- Media Ignore Tort Reform 85 Percent of the Time: Even with nationally known trial lawyer John Edwards running as a Democratic vice presidential candidate, the media only had a prominent discussion of tort reform in 6 percent of their stories. Nine percent of the time they simply made passing mentions of the issue.
- Class-Action Stories Barely Discuss Reform: Class-action reform has been in process for years, but only one story about class-action lawsuits (out of 30) had a major discussion of remedies to this aspect of the legal system. For more information or to set up an interview, contact Tim Scheiderer at 703-683-5004 x126
- Defendants Get No Face Time in One-Third of Stories: Defendants, typically businesses, were denied comment in 36 percent of all stories.
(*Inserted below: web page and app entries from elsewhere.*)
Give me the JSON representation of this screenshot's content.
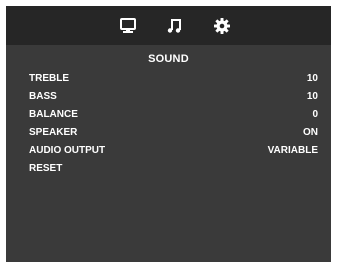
{
  "tabs": [
    {
      "id": "display",
      "icon": "monitor-icon"
    },
    {
      "id": "sound",
      "icon": "music-note-icon"
    },
    {
      "id": "setup",
      "icon": "gear-icon"
    }
  ],
  "active_tab": "sound",
  "title": "SOUND",
  "menu": [
    {
      "label": "TREBLE",
      "value": "10"
    },
    {
      "label": "BASS",
      "value": "10"
    },
    {
      "label": "BALANCE",
      "value": "0"
    },
    {
      "label": "SPEAKER",
      "value": "ON"
    },
    {
      "label": "AUDIO OUTPUT",
      "value": "VARIABLE"
    },
    {
      "label": "RESET",
      "value": ""
    }
  ],
  "colors": {
    "panel": "#3a3a3a",
    "topbar": "#262626",
    "text": "#ffffff"
  }
}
Reporters didn't even include a statement from the defendants saying they had refused to comment in most of those stories. This contradicts basic journalistic principles of fairness. U.S. News & World Report was the worst of the media we studied, allowing no comment from defendants in 57 percent of its stories.
- Stories Take Plaintiff's View Far More Often Than Defendant's: Stories were skewed toward the plaintiff's viewpoint. They were reported from the plaintiff's perspective 49 percent of the time, more than three times as often as they took the view of the defendants. Only 36 percent were balanced. CBS told the story from the view of the defendant 64 percent of the time. Newsweek was the most balanced media with close to a perfect balance between the two sides.
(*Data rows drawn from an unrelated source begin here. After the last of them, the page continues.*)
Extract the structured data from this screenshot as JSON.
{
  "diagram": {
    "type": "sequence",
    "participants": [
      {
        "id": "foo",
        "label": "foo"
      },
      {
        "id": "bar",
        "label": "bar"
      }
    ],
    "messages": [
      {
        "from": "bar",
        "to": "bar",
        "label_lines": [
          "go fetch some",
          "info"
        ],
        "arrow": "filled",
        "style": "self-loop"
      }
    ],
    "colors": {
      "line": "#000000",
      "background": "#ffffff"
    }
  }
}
- Liberal Groups Unidentified, Conservatives Labeled: Liberal groups were quoted almost twice as often as conservatives or industry spokespeople (74 times to 43 times). When they were cited, liberal activists were identified as such only 31 percent of the time. Conservatives or industry representatives were labeled 47 percent of the time. That fails to take into account good journalistic practices at ABC. Without that network, the remaining five media labeled liberals only 25 percent and conservatives 75 percent.
- ABC the Best, NBC the Worst: ABC had the most tort reform coverage of any media studied. The network was also the best about labeling conservatives and liberals in a consistent manner. NBC had a huge tendency to tell the story from the view of the plaintiff and a clear bias in labeling only conservative or industry spokespeople. It labeled liberal activists only 8 percent of the time (1 out of 13) and conservatives or businesspeople 86 percent (6 out of 7 times).
In an op-ed co-written by FMP National Chairman Herman Cain, recent Senate candidate and former CEO of the National Restaurant Association, Cain commented on the results: 'Virtually everyone in America understands that the nation is a litigation battleground. Businesses are under constant attack by lawsuits that cost the economy hundreds of billions of dollars each year. Unfortunately, 'virtually everyone' means everyone except the mainstream media has a clue.'
The study's analysis ended with five recommendations for the media to improve coverage of runaway litigation: 1) Look at lawyers as critically as businesses; 2) Examine the issue of tort reform 3) Cover lawsuit stories in a balanced fashion and stop relying on always presenting the story from the side of the 'victim'; 4) Create a consistent policy for labeling experts; and 5) Note who the paid advisers are so readers and viewers understand the agendas of all involved in the story.